• United States



Facebook secretly tried to get hospitals to share patient data

Apr 09, 20183 mins

More fallout from the latest Facebook privacy scandal: possibly more people affected by Cambridge Analytica and secret talks with hospitals about sharing patient data

anti facebook primary
Credit: Rob Schultz/IDG

Today, 87 million Facebook users will find out if their data may have been shared with Cambridge Analytica. All 2.2 billion Facebook users will receive a “Protecting Your Information” notice, which is linked to apps they used and the information shared with those apps.

The move comes one day before Facebook CEO Mark Zuckerberg testifies at a U.S. Senate hearing and two days before Zuckerberg testifies at a U.S. House of Representatives hearing in wake of the Cambridge Analytica scandal.

Elsewhere, Cambridge Analytica whistleblower Christopher Wylie told NBC’s Meet the Press that the number of Facebook users whose information was accessed by Cambridge Analytica “could be higher, absolutely” than 87 million people. In fact, he suggested the harvested data might even be stored in Russia.

Wylie told NBC’s Chuck Todd:

I think that there is, you know, a genuine — a genuine risk that this data has been accessed by quite a few people. And that it could be stored in various parts of the world, including Russia, given the fact that, you know, the professor who was managing the data harvesting process was going back and forward between the U.K. and to Russia.

Facebook’s damage control has included “plans to restrict data access” and even an “unsend” feature, although the latter was mentioned after Facebook got caught secretly deleting messages Zuckerberg had sent via Messenger.

Facebook secretly tried to get hospitals to share patient data

And in case you have Facebook headline fatigue and missed it, Facebook has been secretly talking with hospitals about sharing patient data with it. CNBC reported that Facebook’s Building 8 secret projects group has been trying to get major U.S. hospitals to share “anonymized” patient data.

While the data shared would obscure personally identifiable information, such as the patient’s name, Facebook proposed using a common computer science technique called “hashing” to match individuals who existed in both sets. Facebook says the data would have been used only for research conducted by the medical community.

But with everything hitting the fan, Facebook decided to “pause” the proposed project. Notice the company didn’t decide to forgo it altogether, but only to “pause” the “planning phase” for now. That planning phase, according to CNBC, included data-sharing talks with health organizations such as Stanford Medical School and American College of Cardiology back in March.

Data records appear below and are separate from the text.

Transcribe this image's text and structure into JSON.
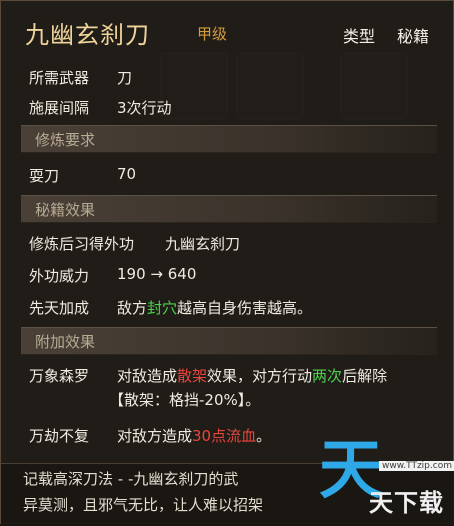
{
  "header": {
    "title": "九幽玄刹刀",
    "grade": "甲级",
    "type_label": "类型",
    "type_value": "秘籍"
  },
  "basic": {
    "weapon_label": "所需武器",
    "weapon_value": "刀",
    "interval_label": "施展间隔",
    "interval_value": "3次行动"
  },
  "practice": {
    "section_title": "修炼要求",
    "req_label": "耍刀",
    "req_value": "70"
  },
  "effect": {
    "section_title": "秘籍效果",
    "learn_label": "修炼后习得外功",
    "learn_value": "九幽玄刹刀",
    "power_label": "外功威力",
    "power_value": "190 → 640",
    "innate_label": "先天加成",
    "innate_pre": "敌方",
    "innate_hl": "封穴",
    "innate_post": "越高自身伤害越高。"
  },
  "extra": {
    "section_title": "附加效果",
    "e1_label": "万象森罗",
    "e1_pre": "对敌造成",
    "e1_hl1": "散架",
    "e1_mid": "效果，对方行动",
    "e1_hl2": "两次",
    "e1_post": "后解除",
    "e1_line2": "【散架：格挡-20%】。",
    "e2_label": "万劫不复",
    "e2_pre": "对敌方造成",
    "e2_hl": "30点流血",
    "e2_post": "。"
  },
  "footer": {
    "line1": "记载高深刀法 - -九幽玄刹刀的武",
    "line2": "异莫测，且邪气无比，让人难以招架"
  },
  "watermark": {
    "big": "天",
    "small": "天下载",
    "url": "www.TTzip.com"
  }
}
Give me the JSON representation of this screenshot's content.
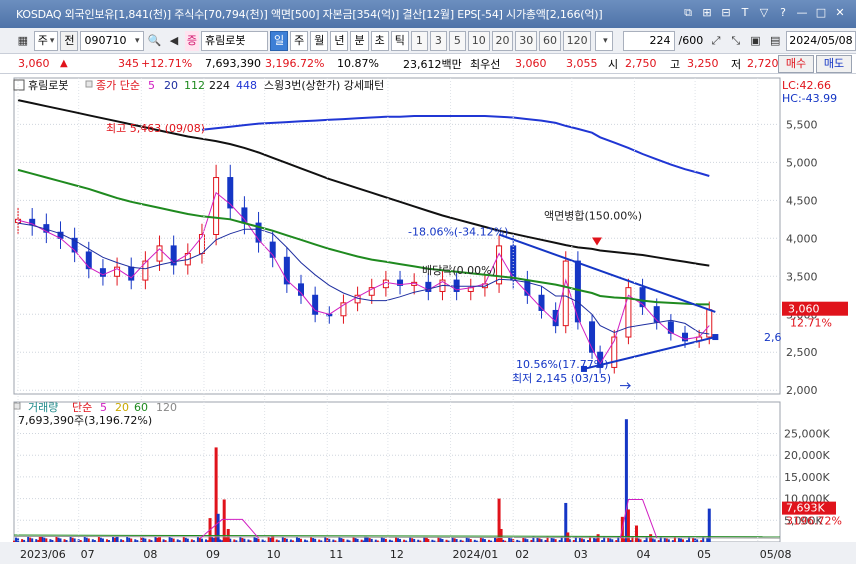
{
  "titlebar": {
    "text": "KOSDAQ 외국인보유[1,841(천)] 주식수[70,794(천)] 액면[500] 자본금[354(억)] 결산[12월] EPS[-54] 시가총액[2,166(억)]",
    "buttons": [
      "⧉",
      "⊞",
      "⊟",
      "T",
      "▽",
      "?",
      "—",
      "□",
      "✕"
    ]
  },
  "toolbar": {
    "type_label": "주",
    "prev_label": "전",
    "code": "090710",
    "badge": "증",
    "name": "휴림로봇",
    "periods": [
      "일",
      "주",
      "월",
      "년",
      "분",
      "초",
      "틱"
    ],
    "selected_period": "일",
    "intervals": [
      "1",
      "3",
      "5",
      "10",
      "20",
      "30",
      "60",
      "120"
    ],
    "count": "224",
    "count_total": "/600",
    "date": "2024/05/08"
  },
  "quote": {
    "price": "3,060",
    "arrow": "▲",
    "change": "345",
    "change_pct": "+12.71%",
    "volume": "7,693,390",
    "volume_ratio": "3,196.72%",
    "turnover": "10.87%",
    "amount": "23,612백만",
    "best_label": "최우선",
    "best_ask": "3,060",
    "best_bid": "3,055",
    "open_label": "시",
    "open": "2,750",
    "high_label": "고",
    "high": "3,250",
    "low_label": "저",
    "low": "2,720",
    "buy_label": "매수",
    "sell_label": "매도"
  },
  "colors": {
    "up": "#e0131b",
    "down": "#1536c5",
    "ma5": "#d11ec2",
    "ma20": "#1e2ea0",
    "ma112": "#1f8a1f",
    "ma224": "#111111",
    "ma448": "#2036d4"
  },
  "chart_data": [
    {
      "type": "candlestick",
      "name": "휴림로봇",
      "legend": {
        "stock": "휴림로봇",
        "ma_label": "종가 단순",
        "ma_periods": [
          "5",
          "20",
          "112",
          "224",
          "448"
        ],
        "pattern": "스윙3번(상한가) 강세패턴"
      },
      "lc": "LC:42.66",
      "hc": "HC:-43.99",
      "yticks": [
        2000,
        2500,
        3000,
        3500,
        4000,
        4500,
        5000,
        5500
      ],
      "ylim": [
        1950,
        5900
      ],
      "last_price": "3,060",
      "last_pct": "12.71%",
      "cut_label": "2,6",
      "annotations": [
        {
          "text": "최고 5,463 (09/08)",
          "value": 5463
        },
        {
          "text": "-18.06%(-34.12%)"
        },
        {
          "text": "액면병합(150.00%)"
        },
        {
          "text": "배당락(0.00%)"
        },
        {
          "text": "10.56%(17.77%)"
        },
        {
          "text": "최저 2,145 (03/15)",
          "value": 2145
        }
      ],
      "close_series": [
        {
          "d": "2023-06-01",
          "c": 4250
        },
        {
          "d": "2023-06-08",
          "c": 4180
        },
        {
          "d": "2023-06-15",
          "c": 4080
        },
        {
          "d": "2023-06-22",
          "c": 4000
        },
        {
          "d": "2023-06-29",
          "c": 3820
        },
        {
          "d": "2023-07-06",
          "c": 3600
        },
        {
          "d": "2023-07-13",
          "c": 3500
        },
        {
          "d": "2023-07-20",
          "c": 3620
        },
        {
          "d": "2023-07-27",
          "c": 3450
        },
        {
          "d": "2023-08-03",
          "c": 3700
        },
        {
          "d": "2023-08-10",
          "c": 3900
        },
        {
          "d": "2023-08-17",
          "c": 3650
        },
        {
          "d": "2023-08-24",
          "c": 3800
        },
        {
          "d": "2023-08-31",
          "c": 4050
        },
        {
          "d": "2023-09-07",
          "c": 4800
        },
        {
          "d": "2023-09-14",
          "c": 4400
        },
        {
          "d": "2023-09-21",
          "c": 4200
        },
        {
          "d": "2023-09-28",
          "c": 3950
        },
        {
          "d": "2023-10-05",
          "c": 3750
        },
        {
          "d": "2023-10-12",
          "c": 3400
        },
        {
          "d": "2023-10-19",
          "c": 3250
        },
        {
          "d": "2023-10-26",
          "c": 3000
        },
        {
          "d": "2023-11-02",
          "c": 2980
        },
        {
          "d": "2023-11-09",
          "c": 3150
        },
        {
          "d": "2023-11-16",
          "c": 3250
        },
        {
          "d": "2023-11-23",
          "c": 3350
        },
        {
          "d": "2023-11-30",
          "c": 3450
        },
        {
          "d": "2023-12-07",
          "c": 3380
        },
        {
          "d": "2023-12-14",
          "c": 3420
        },
        {
          "d": "2023-12-21",
          "c": 3300
        },
        {
          "d": "2023-12-28",
          "c": 3450
        },
        {
          "d": "2024-01-04",
          "c": 3300
        },
        {
          "d": "2024-01-11",
          "c": 3350
        },
        {
          "d": "2024-01-18",
          "c": 3400
        },
        {
          "d": "2024-01-25",
          "c": 3900
        },
        {
          "d": "2024-02-01",
          "c": 3450
        },
        {
          "d": "2024-02-08",
          "c": 3250
        },
        {
          "d": "2024-02-15",
          "c": 3050
        },
        {
          "d": "2024-02-22",
          "c": 2850
        },
        {
          "d": "2024-02-27",
          "c": 3700
        },
        {
          "d": "2024-03-04",
          "c": 2900
        },
        {
          "d": "2024-03-11",
          "c": 2500
        },
        {
          "d": "2024-03-15",
          "c": 2300
        },
        {
          "d": "2024-03-22",
          "c": 2700
        },
        {
          "d": "2024-03-29",
          "c": 3350
        },
        {
          "d": "2024-04-05",
          "c": 3100
        },
        {
          "d": "2024-04-12",
          "c": 2900
        },
        {
          "d": "2024-04-19",
          "c": 2750
        },
        {
          "d": "2024-04-26",
          "c": 2650
        },
        {
          "d": "2024-05-03",
          "c": 2700
        },
        {
          "d": "2024-05-08",
          "c": 3060
        }
      ],
      "ma_series": [
        {
          "name": "5",
          "values": [
            4240,
            4190,
            4090,
            4000,
            3840,
            3620,
            3520,
            3600,
            3480,
            3680,
            3860,
            3680,
            3790,
            4020,
            4600,
            4450,
            4250,
            3980,
            3780,
            3450,
            3280,
            3050,
            3000,
            3120,
            3230,
            3330,
            3420,
            3390,
            3410,
            3320,
            3430,
            3320,
            3350,
            3400,
            3800,
            3480,
            3280,
            3080,
            2900,
            3450,
            2950,
            2550,
            2350,
            2650,
            3250,
            3130,
            2920,
            2760,
            2670,
            2700,
            2850
          ]
        },
        {
          "name": "20",
          "values": [
            4200,
            4170,
            4120,
            4060,
            3970,
            3860,
            3750,
            3680,
            3620,
            3600,
            3650,
            3690,
            3720,
            3800,
            3980,
            4060,
            4120,
            4120,
            4060,
            3880,
            3680,
            3520,
            3380,
            3280,
            3210,
            3180,
            3180,
            3230,
            3290,
            3330,
            3380,
            3370,
            3370,
            3370,
            3460,
            3450,
            3420,
            3370,
            3240,
            3240,
            3160,
            3000,
            2850,
            2760,
            2830,
            2860,
            2890,
            2920,
            2880,
            2760,
            2740
          ]
        },
        {
          "name": "112",
          "values": [
            4900,
            4850,
            4800,
            4750,
            4700,
            4650,
            4590,
            4530,
            4480,
            4440,
            4400,
            4360,
            4320,
            4290,
            4270,
            4250,
            4200,
            4150,
            4100,
            4040,
            3980,
            3920,
            3860,
            3810,
            3760,
            3720,
            3690,
            3660,
            3630,
            3600,
            3580,
            3560,
            3540,
            3520,
            3500,
            3480,
            3450,
            3420,
            3390,
            3360,
            3320,
            3280,
            3240,
            3220,
            3210,
            3180,
            3160,
            3150,
            3140,
            3130,
            3130
          ]
        },
        {
          "name": "224",
          "values": [
            5820,
            5780,
            5740,
            5700,
            5660,
            5620,
            5580,
            5540,
            5500,
            5460,
            5420,
            5380,
            5340,
            5310,
            5280,
            5240,
            5190,
            5130,
            5060,
            4990,
            4920,
            4850,
            4780,
            4720,
            4660,
            4600,
            4540,
            4480,
            4420,
            4360,
            4300,
            4250,
            4200,
            4150,
            4100,
            4060,
            4020,
            3980,
            3940,
            3910,
            3880,
            3860,
            3840,
            3820,
            3800,
            3780,
            3750,
            3720,
            3690,
            3660,
            3640
          ]
        },
        {
          "name": "448",
          "values": [
            null,
            null,
            null,
            null,
            null,
            null,
            null,
            null,
            null,
            null,
            null,
            null,
            null,
            5430,
            5450,
            5470,
            5490,
            5510,
            5520,
            5530,
            5540,
            5550,
            5560,
            5570,
            5580,
            5590,
            5600,
            5600,
            5610,
            5610,
            5610,
            5610,
            5610,
            5610,
            5600,
            5590,
            5570,
            5550,
            5520,
            5480,
            5440,
            5390,
            5330,
            5260,
            5190,
            5110,
            5040,
            4970,
            4910,
            4860,
            4820
          ]
        }
      ],
      "trendlines": [
        {
          "from": {
            "d": "2024-01-25",
            "v": 4050
          },
          "to": {
            "d": "2024-05-11",
            "v": 3030
          },
          "color": "#1536c5"
        },
        {
          "from": {
            "d": "2024-03-07",
            "v": 2280
          },
          "to": {
            "d": "2024-05-11",
            "v": 2700
          },
          "color": "#1536c5"
        }
      ]
    },
    {
      "type": "bar",
      "name": "거래량",
      "legend": {
        "title": "거래량",
        "ma_label": "단순",
        "ma_periods": [
          "5",
          "20",
          "60",
          "120"
        ],
        "value": "7,693,390주(3,196.72%)"
      },
      "yticks_labels": [
        "5,000K",
        "10,000K",
        "15,000K",
        "20,000K",
        "25,000K"
      ],
      "yticks": [
        5000,
        10000,
        15000,
        20000,
        25000
      ],
      "ylim": [
        0,
        29500
      ],
      "unit": "K",
      "last_label": "7,693K",
      "last_pct": "3196.72%",
      "spikes": [
        {
          "d": "2023-06-12",
          "v": 1200
        },
        {
          "d": "2023-07-20",
          "v": 1300
        },
        {
          "d": "2023-08-10",
          "v": 1100
        },
        {
          "d": "2023-09-04",
          "v": 5500
        },
        {
          "d": "2023-09-07",
          "v": 21800
        },
        {
          "d": "2023-09-08",
          "v": 6500
        },
        {
          "d": "2023-09-11",
          "v": 9800
        },
        {
          "d": "2023-09-13",
          "v": 3000
        },
        {
          "d": "2023-10-05",
          "v": 1400
        },
        {
          "d": "2023-11-20",
          "v": 1200
        },
        {
          "d": "2023-12-20",
          "v": 1000
        },
        {
          "d": "2024-01-25",
          "v": 10000
        },
        {
          "d": "2024-01-26",
          "v": 3000
        },
        {
          "d": "2024-02-27",
          "v": 9000
        },
        {
          "d": "2024-02-28",
          "v": 2200
        },
        {
          "d": "2024-03-14",
          "v": 1800
        },
        {
          "d": "2024-03-26",
          "v": 5800
        },
        {
          "d": "2024-03-28",
          "v": 28300
        },
        {
          "d": "2024-03-29",
          "v": 7500
        },
        {
          "d": "2024-04-02",
          "v": 3800
        },
        {
          "d": "2024-04-09",
          "v": 1800
        },
        {
          "d": "2024-05-08",
          "v": 7693
        }
      ]
    }
  ],
  "xaxis": {
    "labels": [
      {
        "d": "2023-06-01",
        "t": "2023/06"
      },
      {
        "d": "2023-07-01",
        "t": "07"
      },
      {
        "d": "2023-08-01",
        "t": "08"
      },
      {
        "d": "2023-09-01",
        "t": "09"
      },
      {
        "d": "2023-10-01",
        "t": "10"
      },
      {
        "d": "2023-11-01",
        "t": "11"
      },
      {
        "d": "2023-12-01",
        "t": "12"
      },
      {
        "d": "2024-01-01",
        "t": "2024/01"
      },
      {
        "d": "2024-02-01",
        "t": "02"
      },
      {
        "d": "2024-03-01",
        "t": "03"
      },
      {
        "d": "2024-04-01",
        "t": "04"
      },
      {
        "d": "2024-05-01",
        "t": "05"
      },
      {
        "d": "2024-06-01",
        "t": "05/08"
      }
    ],
    "range": [
      "2023-05-30",
      "2024-06-12"
    ]
  }
}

Facebook issued the following statement:

Last month we decided that we should pause these discussions so we can focus on other important work, including doing a better job of protecting people’s data and being clearer with them about how that data is used in our products and services.

Woz waves bye to Facebook

All of Facebook’s new announcements while in damage control mode is too little, too late for some. For example, Apple co-founder Steve Wozniak is done with Facebook. Before deactivating his account on Sunday, he posted, “I am in the process of leaving Facebook. It’s brought me more negatives than positives. Apple has more secure ways to share things about yourself. I can still deal with old-school email and text messages.”

Wozniak told USA Today that he isn’t deleting his Facebook account, however, because he doesn’t want anyone else using his “stevewoz” screen name. “I don’t want someone else grabbing it, even another Steve Wozniak.”

ms smith

Ms. Smith (not her real name) is a freelance writer and programmer with a special and somewhat personal interest in IT privacy and security issues. She focuses on the unique challenges of maintaining privacy and security, both for individuals and enterprises. She has worked as a journalist and has also penned many technical papers and guides covering various technologies. Smith is herself a self-described privacy and security freak.